Colin Barry

DuPont (CMC, Friday, Week 5)


New strategies require new organizational structure.

Stages of American industry development (until mid-20th century):
(1) Product/technology innovation (railroads, discovery of oil, etc.)
(2) Feeding frenzy/land grab (tons of small players)
(3) Ineffectual attempts to collude (cartels) => extract rents
(4) Consolidation: Horizontal integration => typically requires capital, professional management, innovation in organizational structure (centralized decision-making, accounting/control)
(5) Consolidation: Vertical integration => requires more innovation in organizational structure
(6) Regulatory/populist backlash

The monopolists' double-bind: so you think you want a monopoly...
Firms want to consolidate to gain scale economies, control prices, etc.
Lean, differentiated firms deter competitors; attractive industries invite new entrants.

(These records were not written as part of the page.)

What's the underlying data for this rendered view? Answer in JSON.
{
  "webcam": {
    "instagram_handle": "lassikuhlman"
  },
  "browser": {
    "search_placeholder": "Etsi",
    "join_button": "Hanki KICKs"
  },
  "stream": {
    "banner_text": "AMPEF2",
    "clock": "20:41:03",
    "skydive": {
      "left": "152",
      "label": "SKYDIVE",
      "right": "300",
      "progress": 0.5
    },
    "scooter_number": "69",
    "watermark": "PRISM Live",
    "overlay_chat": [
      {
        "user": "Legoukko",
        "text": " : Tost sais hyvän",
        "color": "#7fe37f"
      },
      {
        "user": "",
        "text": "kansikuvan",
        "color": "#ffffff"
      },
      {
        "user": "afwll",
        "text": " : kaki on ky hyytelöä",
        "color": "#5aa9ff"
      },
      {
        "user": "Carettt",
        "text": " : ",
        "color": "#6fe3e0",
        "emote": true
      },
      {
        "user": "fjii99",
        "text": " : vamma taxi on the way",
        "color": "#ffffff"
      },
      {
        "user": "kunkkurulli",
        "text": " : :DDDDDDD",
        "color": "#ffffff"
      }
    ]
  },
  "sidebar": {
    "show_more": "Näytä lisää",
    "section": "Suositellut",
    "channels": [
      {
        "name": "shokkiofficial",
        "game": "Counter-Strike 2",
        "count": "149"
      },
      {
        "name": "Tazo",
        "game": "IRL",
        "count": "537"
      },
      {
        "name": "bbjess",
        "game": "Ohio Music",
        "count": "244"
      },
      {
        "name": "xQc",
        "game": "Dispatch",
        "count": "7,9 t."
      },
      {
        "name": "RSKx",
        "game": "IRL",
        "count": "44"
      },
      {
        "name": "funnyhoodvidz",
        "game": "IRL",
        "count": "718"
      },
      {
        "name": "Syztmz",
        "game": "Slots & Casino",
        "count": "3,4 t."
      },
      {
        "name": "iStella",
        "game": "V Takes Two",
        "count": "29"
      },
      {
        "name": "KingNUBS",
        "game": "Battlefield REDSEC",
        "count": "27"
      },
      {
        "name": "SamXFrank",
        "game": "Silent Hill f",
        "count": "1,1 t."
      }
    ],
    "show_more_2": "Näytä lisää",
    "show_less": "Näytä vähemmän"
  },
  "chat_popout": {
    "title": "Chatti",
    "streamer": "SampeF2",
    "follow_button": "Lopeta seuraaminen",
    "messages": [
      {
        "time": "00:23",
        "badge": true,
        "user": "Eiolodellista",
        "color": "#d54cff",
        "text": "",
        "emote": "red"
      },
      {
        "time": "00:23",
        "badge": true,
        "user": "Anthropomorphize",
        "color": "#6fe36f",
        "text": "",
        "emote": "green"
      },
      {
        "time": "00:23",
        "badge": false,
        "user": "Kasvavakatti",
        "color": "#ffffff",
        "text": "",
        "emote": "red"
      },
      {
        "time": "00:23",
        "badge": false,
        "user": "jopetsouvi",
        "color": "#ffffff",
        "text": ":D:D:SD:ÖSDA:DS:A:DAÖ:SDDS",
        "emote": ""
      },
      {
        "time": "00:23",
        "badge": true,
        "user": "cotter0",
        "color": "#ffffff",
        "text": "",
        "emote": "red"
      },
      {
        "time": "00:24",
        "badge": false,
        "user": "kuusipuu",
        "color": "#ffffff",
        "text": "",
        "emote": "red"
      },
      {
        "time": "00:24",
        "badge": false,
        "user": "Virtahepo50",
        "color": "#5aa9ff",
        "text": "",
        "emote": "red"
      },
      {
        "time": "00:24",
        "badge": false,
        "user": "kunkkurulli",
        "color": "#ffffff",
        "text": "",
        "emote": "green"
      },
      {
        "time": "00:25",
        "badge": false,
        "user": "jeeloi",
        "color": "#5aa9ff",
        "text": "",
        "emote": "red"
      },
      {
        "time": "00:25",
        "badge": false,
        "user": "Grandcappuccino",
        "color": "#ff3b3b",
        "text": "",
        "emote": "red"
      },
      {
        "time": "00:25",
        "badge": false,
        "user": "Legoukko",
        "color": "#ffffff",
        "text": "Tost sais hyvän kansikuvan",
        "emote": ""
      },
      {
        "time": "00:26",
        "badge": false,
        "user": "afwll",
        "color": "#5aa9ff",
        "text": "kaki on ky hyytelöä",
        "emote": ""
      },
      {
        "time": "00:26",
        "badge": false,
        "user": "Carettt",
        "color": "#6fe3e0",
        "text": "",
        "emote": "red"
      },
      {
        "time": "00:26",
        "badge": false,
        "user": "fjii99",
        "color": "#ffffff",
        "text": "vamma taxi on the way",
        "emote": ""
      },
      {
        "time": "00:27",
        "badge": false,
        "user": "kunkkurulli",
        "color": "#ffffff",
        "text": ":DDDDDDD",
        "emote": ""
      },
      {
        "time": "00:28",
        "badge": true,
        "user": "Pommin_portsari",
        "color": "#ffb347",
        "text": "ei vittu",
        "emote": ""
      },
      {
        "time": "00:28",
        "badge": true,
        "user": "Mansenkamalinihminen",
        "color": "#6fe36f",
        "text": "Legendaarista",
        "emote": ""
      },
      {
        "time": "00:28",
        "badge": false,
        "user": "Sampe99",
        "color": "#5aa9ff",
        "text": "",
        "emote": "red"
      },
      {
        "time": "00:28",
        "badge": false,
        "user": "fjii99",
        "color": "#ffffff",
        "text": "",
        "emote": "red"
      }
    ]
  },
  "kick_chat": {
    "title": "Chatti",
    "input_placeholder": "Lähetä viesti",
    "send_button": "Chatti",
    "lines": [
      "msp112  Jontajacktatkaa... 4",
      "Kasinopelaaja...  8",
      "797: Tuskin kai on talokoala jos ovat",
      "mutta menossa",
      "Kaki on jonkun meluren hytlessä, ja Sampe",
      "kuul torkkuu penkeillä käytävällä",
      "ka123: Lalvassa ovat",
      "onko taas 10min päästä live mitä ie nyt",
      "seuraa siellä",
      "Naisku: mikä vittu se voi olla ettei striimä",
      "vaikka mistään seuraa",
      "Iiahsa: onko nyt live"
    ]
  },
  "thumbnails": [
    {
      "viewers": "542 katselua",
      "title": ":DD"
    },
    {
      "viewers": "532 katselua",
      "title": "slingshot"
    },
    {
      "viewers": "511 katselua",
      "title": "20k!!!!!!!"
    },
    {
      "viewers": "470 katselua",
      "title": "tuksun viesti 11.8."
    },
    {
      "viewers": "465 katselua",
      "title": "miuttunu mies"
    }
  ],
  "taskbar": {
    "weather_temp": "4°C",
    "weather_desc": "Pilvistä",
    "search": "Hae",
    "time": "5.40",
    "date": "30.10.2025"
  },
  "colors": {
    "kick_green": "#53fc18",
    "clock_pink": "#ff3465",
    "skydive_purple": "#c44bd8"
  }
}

Du Pont: the first multi-division firm --- dragged into it kicking and screaming by middle managers...
-- From one product-line (gunpowder) to many product-lines with manufacturing core competency.
-- Hard to measure performance? Devise the DuPont Formula...

Du Pont's initial attempt to expand into multiple product-lines: should yield tons of economies of scale --- actually yields remarkable diseconomies of scale and zero customer focus.
Solution: multiple divisions (each division with its own marketing, sales, purchasing, etc.).
Counterintuitive because the firm gains efficiency by adding redundant departments and increasing "bureaucracy."
And you need a ton of general managers (utility players, not specialists)...